▸ **DATA FOR ANALYSIS**:
════════════════════

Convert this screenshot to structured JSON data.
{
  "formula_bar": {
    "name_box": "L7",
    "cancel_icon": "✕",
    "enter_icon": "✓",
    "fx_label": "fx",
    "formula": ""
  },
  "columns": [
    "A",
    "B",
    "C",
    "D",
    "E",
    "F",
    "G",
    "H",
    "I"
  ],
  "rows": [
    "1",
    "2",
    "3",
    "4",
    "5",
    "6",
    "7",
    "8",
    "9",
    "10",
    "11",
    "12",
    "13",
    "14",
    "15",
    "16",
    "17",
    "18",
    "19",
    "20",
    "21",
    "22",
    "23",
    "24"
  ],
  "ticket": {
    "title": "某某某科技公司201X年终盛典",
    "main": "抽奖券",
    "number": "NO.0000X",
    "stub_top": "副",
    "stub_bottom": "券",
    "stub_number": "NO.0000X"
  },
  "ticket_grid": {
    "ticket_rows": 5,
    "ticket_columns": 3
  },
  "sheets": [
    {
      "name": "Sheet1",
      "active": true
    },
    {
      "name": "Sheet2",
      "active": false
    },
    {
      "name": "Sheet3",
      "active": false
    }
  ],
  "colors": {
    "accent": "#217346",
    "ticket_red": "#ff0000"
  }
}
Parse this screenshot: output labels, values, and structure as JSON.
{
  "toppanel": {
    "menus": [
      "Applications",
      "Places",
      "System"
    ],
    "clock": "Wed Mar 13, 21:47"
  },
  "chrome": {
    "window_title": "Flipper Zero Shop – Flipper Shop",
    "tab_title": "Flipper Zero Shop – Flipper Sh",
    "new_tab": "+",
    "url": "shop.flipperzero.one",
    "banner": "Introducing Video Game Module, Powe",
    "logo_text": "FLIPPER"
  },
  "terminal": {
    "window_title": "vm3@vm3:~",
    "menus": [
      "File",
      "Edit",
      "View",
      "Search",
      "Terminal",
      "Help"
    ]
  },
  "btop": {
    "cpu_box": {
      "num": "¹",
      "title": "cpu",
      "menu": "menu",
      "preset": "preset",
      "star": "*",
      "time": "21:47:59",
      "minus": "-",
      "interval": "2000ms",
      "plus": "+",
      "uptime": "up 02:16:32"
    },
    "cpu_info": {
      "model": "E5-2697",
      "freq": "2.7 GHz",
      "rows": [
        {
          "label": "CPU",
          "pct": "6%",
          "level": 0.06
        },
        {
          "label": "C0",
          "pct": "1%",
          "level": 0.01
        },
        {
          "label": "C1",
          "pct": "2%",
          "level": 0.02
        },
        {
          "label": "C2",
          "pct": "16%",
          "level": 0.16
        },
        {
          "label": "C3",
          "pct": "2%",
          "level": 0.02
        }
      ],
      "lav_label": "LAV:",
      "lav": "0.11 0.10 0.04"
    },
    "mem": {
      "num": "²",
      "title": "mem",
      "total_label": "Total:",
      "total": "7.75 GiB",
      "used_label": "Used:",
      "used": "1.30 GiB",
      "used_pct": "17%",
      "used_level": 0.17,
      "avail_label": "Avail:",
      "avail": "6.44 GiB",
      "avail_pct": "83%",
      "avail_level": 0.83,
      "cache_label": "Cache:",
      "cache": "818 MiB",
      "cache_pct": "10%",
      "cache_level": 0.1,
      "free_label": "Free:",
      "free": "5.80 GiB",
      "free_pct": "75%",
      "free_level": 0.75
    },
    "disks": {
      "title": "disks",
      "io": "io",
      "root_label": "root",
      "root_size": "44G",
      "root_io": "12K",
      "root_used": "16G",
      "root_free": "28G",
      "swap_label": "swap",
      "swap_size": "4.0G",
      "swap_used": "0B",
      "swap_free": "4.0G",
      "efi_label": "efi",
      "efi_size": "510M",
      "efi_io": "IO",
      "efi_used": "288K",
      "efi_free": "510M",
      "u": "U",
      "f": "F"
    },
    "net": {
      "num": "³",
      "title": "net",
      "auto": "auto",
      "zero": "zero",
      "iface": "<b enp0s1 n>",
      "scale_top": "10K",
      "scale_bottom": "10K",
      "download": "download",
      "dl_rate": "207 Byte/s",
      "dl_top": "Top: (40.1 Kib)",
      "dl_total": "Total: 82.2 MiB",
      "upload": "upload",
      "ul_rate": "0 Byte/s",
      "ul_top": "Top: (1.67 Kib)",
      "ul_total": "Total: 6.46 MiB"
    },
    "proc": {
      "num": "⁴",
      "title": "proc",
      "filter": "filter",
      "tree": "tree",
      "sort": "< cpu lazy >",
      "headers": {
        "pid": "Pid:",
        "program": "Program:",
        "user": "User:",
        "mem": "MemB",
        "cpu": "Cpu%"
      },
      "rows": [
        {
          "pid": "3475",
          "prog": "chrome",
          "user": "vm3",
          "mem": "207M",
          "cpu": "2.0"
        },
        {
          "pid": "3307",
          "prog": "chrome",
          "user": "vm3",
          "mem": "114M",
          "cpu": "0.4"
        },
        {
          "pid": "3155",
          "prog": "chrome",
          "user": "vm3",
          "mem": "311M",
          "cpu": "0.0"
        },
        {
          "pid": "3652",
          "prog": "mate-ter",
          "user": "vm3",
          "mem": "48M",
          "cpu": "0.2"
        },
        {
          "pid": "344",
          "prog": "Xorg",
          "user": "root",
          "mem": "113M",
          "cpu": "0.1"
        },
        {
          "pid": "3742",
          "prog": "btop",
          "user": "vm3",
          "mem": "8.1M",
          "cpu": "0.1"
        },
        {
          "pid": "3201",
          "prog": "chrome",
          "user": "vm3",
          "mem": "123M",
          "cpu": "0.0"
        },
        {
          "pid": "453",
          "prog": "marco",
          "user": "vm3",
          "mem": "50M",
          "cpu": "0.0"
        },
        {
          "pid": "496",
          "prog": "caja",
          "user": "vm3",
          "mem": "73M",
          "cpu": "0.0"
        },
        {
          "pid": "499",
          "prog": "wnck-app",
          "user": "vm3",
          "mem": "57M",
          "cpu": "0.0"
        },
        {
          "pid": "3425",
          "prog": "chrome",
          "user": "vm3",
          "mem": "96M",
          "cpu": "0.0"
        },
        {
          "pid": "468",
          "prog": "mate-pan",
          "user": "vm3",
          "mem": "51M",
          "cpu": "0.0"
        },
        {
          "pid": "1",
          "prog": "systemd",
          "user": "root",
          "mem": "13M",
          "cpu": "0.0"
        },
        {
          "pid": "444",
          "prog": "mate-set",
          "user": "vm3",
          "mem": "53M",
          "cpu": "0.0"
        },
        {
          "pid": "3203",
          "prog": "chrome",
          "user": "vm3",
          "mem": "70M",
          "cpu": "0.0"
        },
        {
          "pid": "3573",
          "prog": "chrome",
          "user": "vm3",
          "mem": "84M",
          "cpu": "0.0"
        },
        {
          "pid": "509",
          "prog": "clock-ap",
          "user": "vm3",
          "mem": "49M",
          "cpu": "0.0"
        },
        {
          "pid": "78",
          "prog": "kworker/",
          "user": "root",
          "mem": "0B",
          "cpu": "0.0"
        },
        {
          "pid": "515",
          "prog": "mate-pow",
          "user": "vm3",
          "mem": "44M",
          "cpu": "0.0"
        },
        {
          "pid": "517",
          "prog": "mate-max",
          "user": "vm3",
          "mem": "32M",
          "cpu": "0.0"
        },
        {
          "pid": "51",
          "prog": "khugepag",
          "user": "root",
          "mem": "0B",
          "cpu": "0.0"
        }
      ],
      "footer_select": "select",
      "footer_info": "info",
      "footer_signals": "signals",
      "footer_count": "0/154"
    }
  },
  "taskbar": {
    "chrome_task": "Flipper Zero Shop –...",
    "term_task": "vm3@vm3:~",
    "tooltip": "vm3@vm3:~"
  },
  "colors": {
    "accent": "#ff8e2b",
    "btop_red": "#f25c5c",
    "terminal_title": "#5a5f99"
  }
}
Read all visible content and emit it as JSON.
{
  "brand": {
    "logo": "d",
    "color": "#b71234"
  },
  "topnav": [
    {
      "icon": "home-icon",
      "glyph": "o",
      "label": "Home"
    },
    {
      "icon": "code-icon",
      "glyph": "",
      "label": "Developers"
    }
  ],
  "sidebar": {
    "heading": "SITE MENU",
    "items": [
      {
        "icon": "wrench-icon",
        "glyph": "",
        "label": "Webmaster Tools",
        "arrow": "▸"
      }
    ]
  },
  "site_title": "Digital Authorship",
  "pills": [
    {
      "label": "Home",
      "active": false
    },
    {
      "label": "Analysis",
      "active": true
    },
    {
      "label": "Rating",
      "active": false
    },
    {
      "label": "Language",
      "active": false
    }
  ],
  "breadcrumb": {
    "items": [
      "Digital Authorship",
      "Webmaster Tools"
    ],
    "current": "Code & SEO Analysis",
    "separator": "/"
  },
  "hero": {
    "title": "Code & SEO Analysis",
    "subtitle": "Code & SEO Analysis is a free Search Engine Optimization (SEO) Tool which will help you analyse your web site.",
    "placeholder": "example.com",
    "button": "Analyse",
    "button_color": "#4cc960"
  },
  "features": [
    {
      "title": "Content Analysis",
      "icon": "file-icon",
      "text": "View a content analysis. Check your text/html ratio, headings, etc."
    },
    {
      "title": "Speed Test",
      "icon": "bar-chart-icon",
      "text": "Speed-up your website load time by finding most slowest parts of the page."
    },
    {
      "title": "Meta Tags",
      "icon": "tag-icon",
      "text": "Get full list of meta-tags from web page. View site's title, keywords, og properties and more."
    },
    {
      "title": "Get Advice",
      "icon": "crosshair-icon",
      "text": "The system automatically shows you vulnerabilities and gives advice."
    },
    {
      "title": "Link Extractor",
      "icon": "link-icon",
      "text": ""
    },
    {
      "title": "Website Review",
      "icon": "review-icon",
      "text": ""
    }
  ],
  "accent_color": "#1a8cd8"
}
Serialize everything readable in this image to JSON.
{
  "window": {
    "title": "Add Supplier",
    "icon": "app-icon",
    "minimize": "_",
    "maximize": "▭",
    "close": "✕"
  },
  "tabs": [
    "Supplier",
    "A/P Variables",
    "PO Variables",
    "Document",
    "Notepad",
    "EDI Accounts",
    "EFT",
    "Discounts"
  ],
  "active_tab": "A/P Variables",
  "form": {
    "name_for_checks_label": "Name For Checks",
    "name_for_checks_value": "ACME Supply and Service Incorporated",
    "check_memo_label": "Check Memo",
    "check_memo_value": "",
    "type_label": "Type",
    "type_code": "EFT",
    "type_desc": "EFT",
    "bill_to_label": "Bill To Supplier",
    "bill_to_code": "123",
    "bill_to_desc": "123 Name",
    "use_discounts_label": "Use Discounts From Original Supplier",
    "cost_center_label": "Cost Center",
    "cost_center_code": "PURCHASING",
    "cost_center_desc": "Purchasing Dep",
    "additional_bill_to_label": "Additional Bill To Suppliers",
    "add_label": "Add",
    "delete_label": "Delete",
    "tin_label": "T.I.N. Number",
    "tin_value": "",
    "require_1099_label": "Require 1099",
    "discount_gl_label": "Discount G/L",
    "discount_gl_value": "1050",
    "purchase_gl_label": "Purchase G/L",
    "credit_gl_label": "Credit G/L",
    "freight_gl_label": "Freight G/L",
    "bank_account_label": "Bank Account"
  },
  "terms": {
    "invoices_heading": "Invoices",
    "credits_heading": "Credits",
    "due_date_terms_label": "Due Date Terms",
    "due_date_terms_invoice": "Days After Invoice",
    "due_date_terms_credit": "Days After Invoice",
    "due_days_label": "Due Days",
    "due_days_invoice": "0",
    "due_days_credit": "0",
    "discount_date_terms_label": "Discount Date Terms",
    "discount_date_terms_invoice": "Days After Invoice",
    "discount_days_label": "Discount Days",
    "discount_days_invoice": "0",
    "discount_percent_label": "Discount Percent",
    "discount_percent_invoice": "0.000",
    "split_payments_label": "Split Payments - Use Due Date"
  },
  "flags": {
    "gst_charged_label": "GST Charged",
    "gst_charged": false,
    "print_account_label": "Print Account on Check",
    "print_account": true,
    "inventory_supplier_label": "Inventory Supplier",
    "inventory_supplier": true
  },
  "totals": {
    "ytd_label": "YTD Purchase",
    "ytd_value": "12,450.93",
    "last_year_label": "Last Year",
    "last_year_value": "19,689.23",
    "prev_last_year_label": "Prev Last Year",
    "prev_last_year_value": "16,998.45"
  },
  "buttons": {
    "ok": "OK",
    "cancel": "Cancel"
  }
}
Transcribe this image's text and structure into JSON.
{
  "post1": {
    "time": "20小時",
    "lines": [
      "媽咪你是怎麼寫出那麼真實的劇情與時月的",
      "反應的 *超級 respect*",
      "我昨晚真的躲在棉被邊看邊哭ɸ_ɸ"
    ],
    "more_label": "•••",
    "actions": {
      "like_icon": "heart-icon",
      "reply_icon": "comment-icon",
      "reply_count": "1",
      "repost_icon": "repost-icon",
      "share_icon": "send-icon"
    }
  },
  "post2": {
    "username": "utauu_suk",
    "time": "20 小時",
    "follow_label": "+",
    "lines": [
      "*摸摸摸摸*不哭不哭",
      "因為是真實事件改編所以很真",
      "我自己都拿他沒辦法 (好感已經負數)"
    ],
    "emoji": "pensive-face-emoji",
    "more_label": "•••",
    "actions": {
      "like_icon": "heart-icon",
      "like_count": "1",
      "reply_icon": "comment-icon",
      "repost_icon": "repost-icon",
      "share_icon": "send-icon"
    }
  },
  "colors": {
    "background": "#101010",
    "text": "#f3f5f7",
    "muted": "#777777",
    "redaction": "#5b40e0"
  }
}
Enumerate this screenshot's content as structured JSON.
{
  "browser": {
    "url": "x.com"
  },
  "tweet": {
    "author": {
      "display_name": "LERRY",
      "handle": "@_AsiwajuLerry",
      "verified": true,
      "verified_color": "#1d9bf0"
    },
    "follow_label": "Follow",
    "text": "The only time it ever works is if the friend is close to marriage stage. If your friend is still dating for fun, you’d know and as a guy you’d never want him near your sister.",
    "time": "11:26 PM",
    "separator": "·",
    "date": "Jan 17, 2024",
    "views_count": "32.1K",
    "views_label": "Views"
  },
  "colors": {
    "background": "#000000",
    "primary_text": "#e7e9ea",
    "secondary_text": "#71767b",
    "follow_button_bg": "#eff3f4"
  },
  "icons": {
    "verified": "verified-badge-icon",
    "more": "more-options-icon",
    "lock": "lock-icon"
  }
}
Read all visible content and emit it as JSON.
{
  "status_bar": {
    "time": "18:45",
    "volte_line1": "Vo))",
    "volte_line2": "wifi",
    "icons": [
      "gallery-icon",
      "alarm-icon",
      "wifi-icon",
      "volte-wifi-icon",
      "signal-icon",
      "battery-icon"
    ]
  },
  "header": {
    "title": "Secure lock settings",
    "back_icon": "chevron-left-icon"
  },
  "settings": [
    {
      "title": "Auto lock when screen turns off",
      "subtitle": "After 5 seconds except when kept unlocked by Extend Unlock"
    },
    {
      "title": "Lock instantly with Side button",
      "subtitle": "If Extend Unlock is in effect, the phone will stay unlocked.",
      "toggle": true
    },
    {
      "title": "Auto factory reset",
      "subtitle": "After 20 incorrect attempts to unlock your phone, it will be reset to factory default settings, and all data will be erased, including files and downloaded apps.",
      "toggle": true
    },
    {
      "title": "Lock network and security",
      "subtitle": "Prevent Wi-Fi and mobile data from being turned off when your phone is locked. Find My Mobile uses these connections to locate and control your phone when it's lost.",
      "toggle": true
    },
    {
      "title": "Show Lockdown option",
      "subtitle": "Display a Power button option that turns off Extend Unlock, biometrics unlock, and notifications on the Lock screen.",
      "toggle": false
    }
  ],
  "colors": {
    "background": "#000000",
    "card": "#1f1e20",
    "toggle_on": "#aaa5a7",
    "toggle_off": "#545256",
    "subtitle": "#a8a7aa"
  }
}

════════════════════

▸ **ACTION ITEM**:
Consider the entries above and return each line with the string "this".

▸ **THE COMPLETED TASK**:
Convert this screenshot to structured JSON data.
Parse this screenshot: output labels, values, and structure as JSON.
Serialize everything readable in this image to JSON.
Transcribe this image's text and structure into JSON.
Enumerate this screenshot's content as structured JSON.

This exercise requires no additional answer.